2) Recalling Session Notes
For me, I run 4-hour session windows. That is my optimal time frame for keeping up my DM pace for the entire game without showing too many signs of getting tired. There are also Dungeon Masters that can run sessions over eight hours long. No matter how long you run, there is a lot of information being thrown around the table.
Here is an example.
I currently run a group of 6 people, with the 7th being me. We spent a 4-hour session covering 4 hours of straight role-play. No daggers thrown, no spells slung, no combat. 4 hours of heavy character development, plot moves, and city-affecting decisions being made. That is 6 people making the entire world move in ways one little Dungeon Master in prep could not anticipate.
Because of this, I record my sessions not only to improve my performance but to keep my world right. This helps keep PC story elements up to date, major plot devices moving forward, and helps you go back when you are improving to make sure you kept the details right.
3) Creating a Podcast
Ok, while this one is not a direct improvement tip, with the rise in popularity of live shows and podcasts, this might be a future (or current) goal for you. Not only that, but if you are going to put the table out there publicly, you will improve simply by being motivated to create better content for the audience to tune into. Trial by fire can be some of the best ways to learn.

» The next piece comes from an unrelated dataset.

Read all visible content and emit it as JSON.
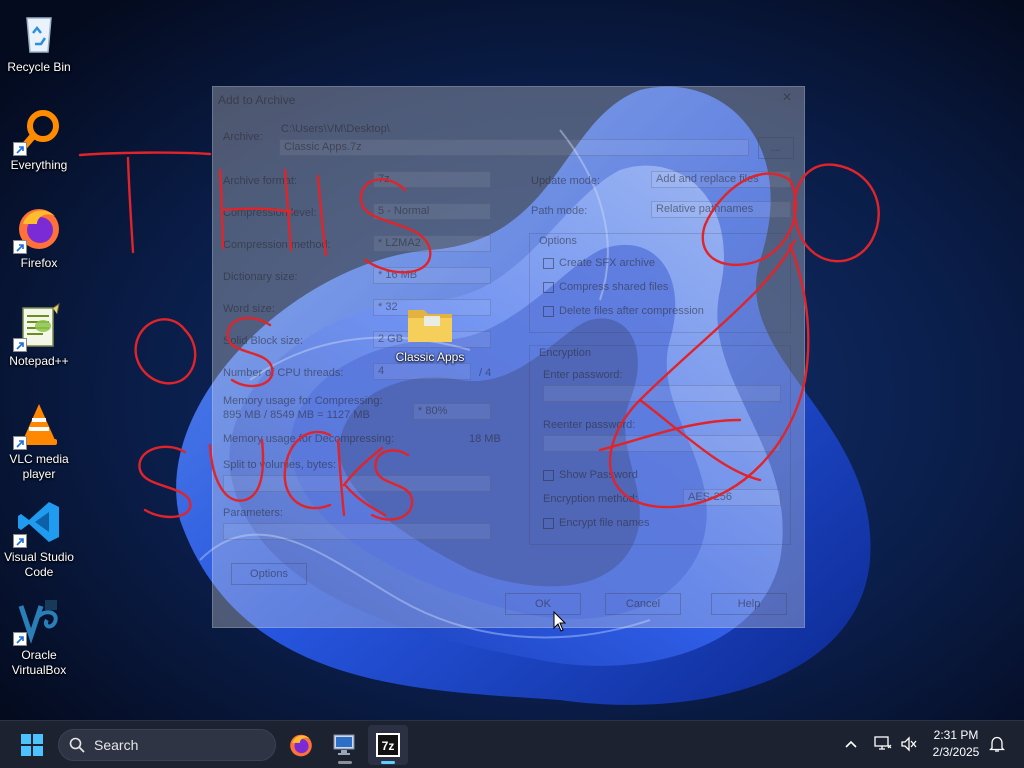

If your table is onboard and would like to create a podcast, you could check to see how you all sound individually to see if this is something of interest the group wants to pursue. This is a major conversation that could span another article later, but here is my quick point:
The Blue Snowball will allow the group to be recorded at a lower entry cost to see how the table sounds and feels rather than purchasing one-directional microphones, pop filters, and mixers for every player. If the table feels that this might actually be a possible thing to share, you can then make the necessary upgrades to proper recording equipment for your future podcast. Sound is key for podcasting.
Final thoughts on Recording
While it is clear that I really recommend the idea of recording for improvement, that does not mean it is for everyone. It also does not mean that everyone at your table wants to be on a recording. As such, before ever considering clicking the record button or making an investment, you, the DM, need to clear it with each member at the table and provide an environment where each member could respond. That means they have a chance to respond in a group setting or private if they so desire. Should you get even one, "No," do not record your sessions, period. This also goes the same for uploading any media of your table that you do not have permission. Be safe and clear it with your table. Not doing so is a violation of trust and privacy.
Until next time... Keep Creating, keep thinking, keep wandering.